- [Work request] Copy each entry precisely as written, and do not carry over the pictures.

------ Supplied data ------

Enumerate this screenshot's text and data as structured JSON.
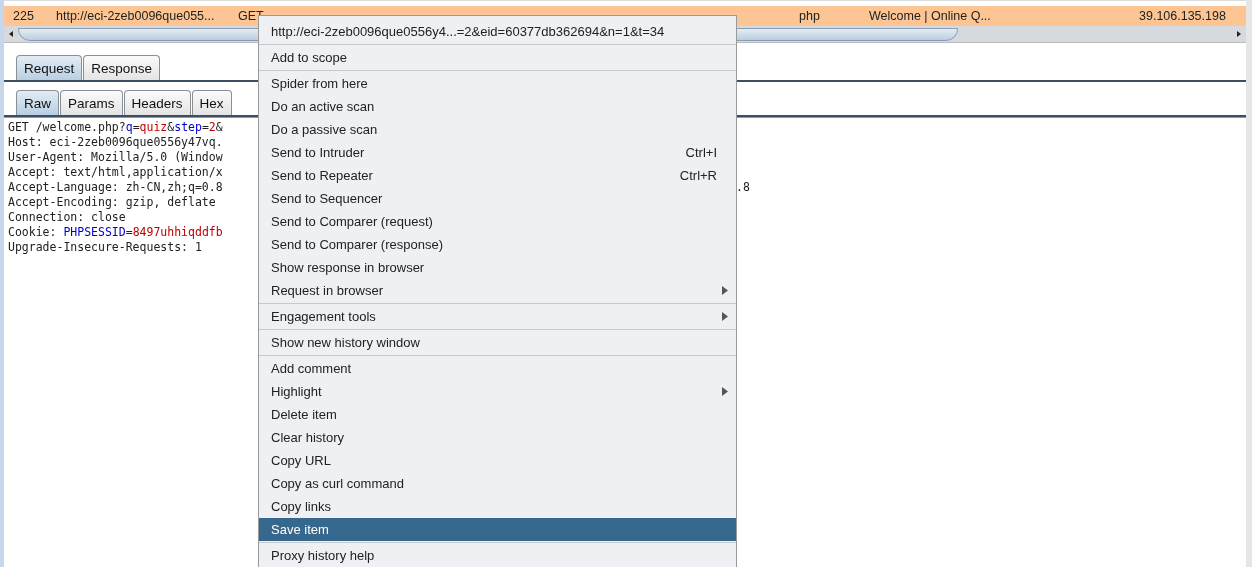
{
  "history_row": {
    "selected": true,
    "cells": [
      "225",
      "http://eci-2zeb0096que055...",
      "GET",
      "php",
      "Welcome | Online Q...",
      "39.106.135.198"
    ]
  },
  "tabs": [
    {
      "label": "Request",
      "selected": true
    },
    {
      "label": "Response",
      "selected": false
    }
  ],
  "subtabs": [
    {
      "label": "Raw",
      "selected": true
    },
    {
      "label": "Params",
      "selected": false
    },
    {
      "label": "Headers",
      "selected": false
    },
    {
      "label": "Hex",
      "selected": false
    }
  ],
  "request_lines": [
    {
      "segments": [
        {
          "kind": "plain",
          "text": "GET /welcome.php?"
        },
        {
          "kind": "name",
          "text": "q"
        },
        {
          "kind": "plain",
          "text": "="
        },
        {
          "kind": "value",
          "text": "quiz"
        },
        {
          "kind": "plain",
          "text": "&"
        },
        {
          "kind": "name",
          "text": "step"
        },
        {
          "kind": "plain",
          "text": "="
        },
        {
          "kind": "value",
          "text": "2"
        },
        {
          "kind": "plain",
          "text": "&"
        }
      ]
    },
    {
      "segments": [
        {
          "kind": "plain",
          "text": "Host: eci-2zeb0096que0556y47vq."
        }
      ]
    },
    {
      "segments": [
        {
          "kind": "plain",
          "text": "User-Agent: Mozilla/5.0 (Window"
        }
      ]
    },
    {
      "segments": [
        {
          "kind": "plain",
          "text": "Accept: text/html,application/x"
        }
      ]
    },
    {
      "segments": [
        {
          "kind": "plain",
          "text": "Accept-Language: zh-CN,zh;q=0.8"
        }
      ],
      "tail": ".8"
    },
    {
      "segments": [
        {
          "kind": "plain",
          "text": "Accept-Encoding: gzip, deflate"
        }
      ]
    },
    {
      "segments": [
        {
          "kind": "plain",
          "text": "Connection: close"
        }
      ]
    },
    {
      "segments": [
        {
          "kind": "plain",
          "text": "Cookie: "
        },
        {
          "kind": "name",
          "text": "PHPSESSID"
        },
        {
          "kind": "plain",
          "text": "="
        },
        {
          "kind": "value",
          "text": "8497uhhiqddfb"
        }
      ]
    },
    {
      "segments": [
        {
          "kind": "plain",
          "text": "Upgrade-Insecure-Requests: 1"
        }
      ]
    }
  ],
  "context_menu": {
    "sections": [
      [
        {
          "label": "http://eci-2zeb0096que0556y4...=2&eid=60377db362694&n=1&t=34",
          "has_submenu": false,
          "selected": false
        }
      ],
      [
        {
          "label": "Add to scope",
          "has_submenu": false,
          "selected": false
        }
      ],
      [
        {
          "label": "Spider from here",
          "has_submenu": false,
          "selected": false
        },
        {
          "label": "Do an active scan",
          "has_submenu": false,
          "selected": false
        },
        {
          "label": "Do a passive scan",
          "has_submenu": false,
          "selected": false
        },
        {
          "label": "Send to Intruder",
          "shortcut": "Ctrl+I",
          "has_submenu": false,
          "selected": false
        },
        {
          "label": "Send to Repeater",
          "shortcut": "Ctrl+R",
          "has_submenu": false,
          "selected": false
        },
        {
          "label": "Send to Sequencer",
          "has_submenu": false,
          "selected": false
        },
        {
          "label": "Send to Comparer (request)",
          "has_submenu": false,
          "selected": false
        },
        {
          "label": "Send to Comparer (response)",
          "has_submenu": false,
          "selected": false
        },
        {
          "label": "Show response in browser",
          "has_submenu": false,
          "selected": false
        },
        {
          "label": "Request in browser",
          "has_submenu": true,
          "selected": false
        }
      ],
      [
        {
          "label": "Engagement tools",
          "has_submenu": true,
          "selected": false
        }
      ],
      [
        {
          "label": "Show new history window",
          "has_submenu": false,
          "selected": false
        }
      ],
      [
        {
          "label": "Add comment",
          "has_submenu": false,
          "selected": false
        },
        {
          "label": "Highlight",
          "has_submenu": true,
          "selected": false
        },
        {
          "label": "Delete item",
          "has_submenu": false,
          "selected": false
        },
        {
          "label": "Clear history",
          "has_submenu": false,
          "selected": false
        },
        {
          "label": "Copy URL",
          "has_submenu": false,
          "selected": false
        },
        {
          "label": "Copy as curl command",
          "has_submenu": false,
          "selected": false
        },
        {
          "label": "Copy links",
          "has_submenu": false,
          "selected": false
        },
        {
          "label": "Save item",
          "has_submenu": false,
          "selected": true
        }
      ],
      [
        {
          "label": "Proxy history help",
          "has_submenu": false,
          "selected": false
        }
      ]
    ]
  }
}
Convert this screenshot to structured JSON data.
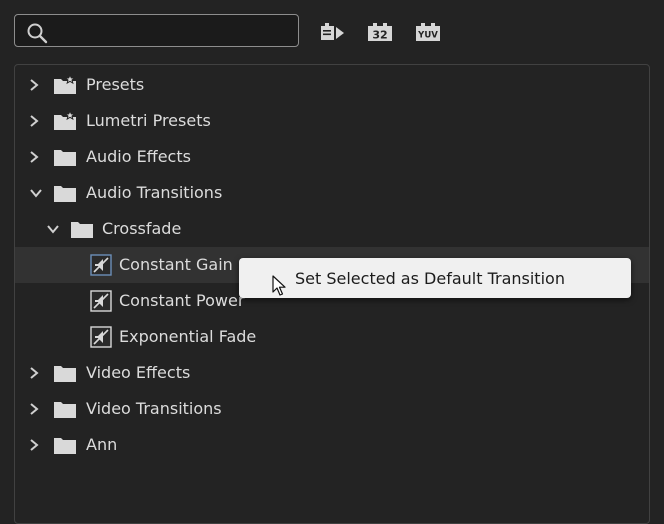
{
  "search": {
    "value": "",
    "placeholder": ""
  },
  "toolbar": {
    "accelerated_icon": "accelerated-effects-icon",
    "bit32_label": "32",
    "yuv_label": "YUV"
  },
  "tree": {
    "presets": "Presets",
    "lumetri_presets": "Lumetri Presets",
    "audio_effects": "Audio Effects",
    "audio_transitions": "Audio Transitions",
    "crossfade": "Crossfade",
    "constant_gain": "Constant Gain",
    "constant_power": "Constant Power",
    "exponential_fade": "Exponential Fade",
    "video_effects": "Video Effects",
    "video_transitions": "Video Transitions",
    "ann": "Ann"
  },
  "context_menu": {
    "set_default": "Set Selected as Default Transition"
  },
  "colors": {
    "background": "#232323",
    "selected_row": "#323232",
    "menu_background": "#f0f0f0",
    "text": "#dcdcdc"
  }
}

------

- [Written answer]
Enumerate this screenshot's text and data as structured JSON.
{
  "history_row": {
    "selected": true,
    "cells": [
      "225",
      "http://eci-2zeb0096que055...",
      "GET",
      "php",
      "Welcome | Online Q...",
      "39.106.135.198"
    ]
  },
  "tabs": [
    {
      "label": "Request",
      "selected": true
    },
    {
      "label": "Response",
      "selected": false
    }
  ],
  "subtabs": [
    {
      "label": "Raw",
      "selected": true
    },
    {
      "label": "Params",
      "selected": false
    },
    {
      "label": "Headers",
      "selected": false
    },
    {
      "label": "Hex",
      "selected": false
    }
  ],
  "request_lines": [
    {
      "segments": [
        {
          "kind": "plain",
          "text": "GET /welcome.php?"
        },
        {
          "kind": "name",
          "text": "q"
        },
        {
          "kind": "plain",
          "text": "="
        },
        {
          "kind": "value",
          "text": "quiz"
        },
        {
          "kind": "plain",
          "text": "&"
        },
        {
          "kind": "name",
          "text": "step"
        },
        {
          "kind": "plain",
          "text": "="
        },
        {
          "kind": "value",
          "text": "2"
        },
        {
          "kind": "plain",
          "text": "&"
        }
      ]
    },
    {
      "segments": [
        {
          "kind": "plain",
          "text": "Host: eci-2zeb0096que0556y47vq."
        }
      ]
    },
    {
      "segments": [
        {
          "kind": "plain",
          "text": "User-Agent: Mozilla/5.0 (Window"
        }
      ]
    },
    {
      "segments": [
        {
          "kind": "plain",
          "text": "Accept: text/html,application/x"
        }
      ]
    },
    {
      "segments": [
        {
          "kind": "plain",
          "text": "Accept-Language: zh-CN,zh;q=0.8"
        }
      ],
      "tail": ".8"
    },
    {
      "segments": [
        {
          "kind": "plain",
          "text": "Accept-Encoding: gzip, deflate"
        }
      ]
    },
    {
      "segments": [
        {
          "kind": "plain",
          "text": "Connection: close"
        }
      ]
    },
    {
      "segments": [
        {
          "kind": "plain",
          "text": "Cookie: "
        },
        {
          "kind": "name",
          "text": "PHPSESSID"
        },
        {
          "kind": "plain",
          "text": "="
        },
        {
          "kind": "value",
          "text": "8497uhhiqddfb"
        }
      ]
    },
    {
      "segments": [
        {
          "kind": "plain",
          "text": "Upgrade-Insecure-Requests: 1"
        }
      ]
    }
  ],
  "context_menu": {
    "sections": [
      [
        {
          "label": "http://eci-2zeb0096que0556y4...=2&eid=60377db362694&n=1&t=34",
          "has_submenu": false,
          "selected": false
        }
      ],
      [
        {
          "label": "Add to scope",
          "has_submenu": false,
          "selected": false
        }
      ],
      [
        {
          "label": "Spider from here",
          "has_submenu": false,
          "selected": false
        },
        {
          "label": "Do an active scan",
          "has_submenu": false,
          "selected": false
        },
        {
          "label": "Do a passive scan",
          "has_submenu": false,
          "selected": false
        },
        {
          "label": "Send to Intruder",
          "shortcut": "Ctrl+I",
          "has_submenu": false,
          "selected": false
        },
        {
          "label": "Send to Repeater",
          "shortcut": "Ctrl+R",
          "has_submenu": false,
          "selected": false
        },
        {
          "label": "Send to Sequencer",
          "has_submenu": false,
          "selected": false
        },
        {
          "label": "Send to Comparer (request)",
          "has_submenu": false,
          "selected": false
        },
        {
          "label": "Send to Comparer (response)",
          "has_submenu": false,
          "selected": false
        },
        {
          "label": "Show response in browser",
          "has_submenu": false,
          "selected": false
        },
        {
          "label": "Request in browser",
          "has_submenu": true,
          "selected": false
        }
      ],
      [
        {
          "label": "Engagement tools",
          "has_submenu": true,
          "selected": false
        }
      ],
      [
        {
          "label": "Show new history window",
          "has_submenu": false,
          "selected": false
        }
      ],
      [
        {
          "label": "Add comment",
          "has_submenu": false,
          "selected": false
        },
        {
          "label": "Highlight",
          "has_submenu": true,
          "selected": false
        },
        {
          "label": "Delete item",
          "has_submenu": false,
          "selected": false
        },
        {
          "label": "Clear history",
          "has_submenu": false,
          "selected": false
        },
        {
          "label": "Copy URL",
          "has_submenu": false,
          "selected": false
        },
        {
          "label": "Copy as curl command",
          "has_submenu": false,
          "selected": false
        },
        {
          "label": "Copy links",
          "has_submenu": false,
          "selected": false
        },
        {
          "label": "Save item",
          "has_submenu": false,
          "selected": true
        }
      ],
      [
        {
          "label": "Proxy history help",
          "has_submenu": false,
          "selected": false
        }
      ]
    ]
  }
}
Convert this screenshot to structured JSON data.
{
  "search": {
    "value": "",
    "placeholder": ""
  },
  "toolbar": {
    "accelerated_icon": "accelerated-effects-icon",
    "bit32_label": "32",
    "yuv_label": "YUV"
  },
  "tree": {
    "presets": "Presets",
    "lumetri_presets": "Lumetri Presets",
    "audio_effects": "Audio Effects",
    "audio_transitions": "Audio Transitions",
    "crossfade": "Crossfade",
    "constant_gain": "Constant Gain",
    "constant_power": "Constant Power",
    "exponential_fade": "Exponential Fade",
    "video_effects": "Video Effects",
    "video_transitions": "Video Transitions",
    "ann": "Ann"
  },
  "context_menu": {
    "set_default": "Set Selected as Default Transition"
  },
  "colors": {
    "background": "#232323",
    "selected_row": "#323232",
    "menu_background": "#f0f0f0",
    "text": "#dcdcdc"
  }
}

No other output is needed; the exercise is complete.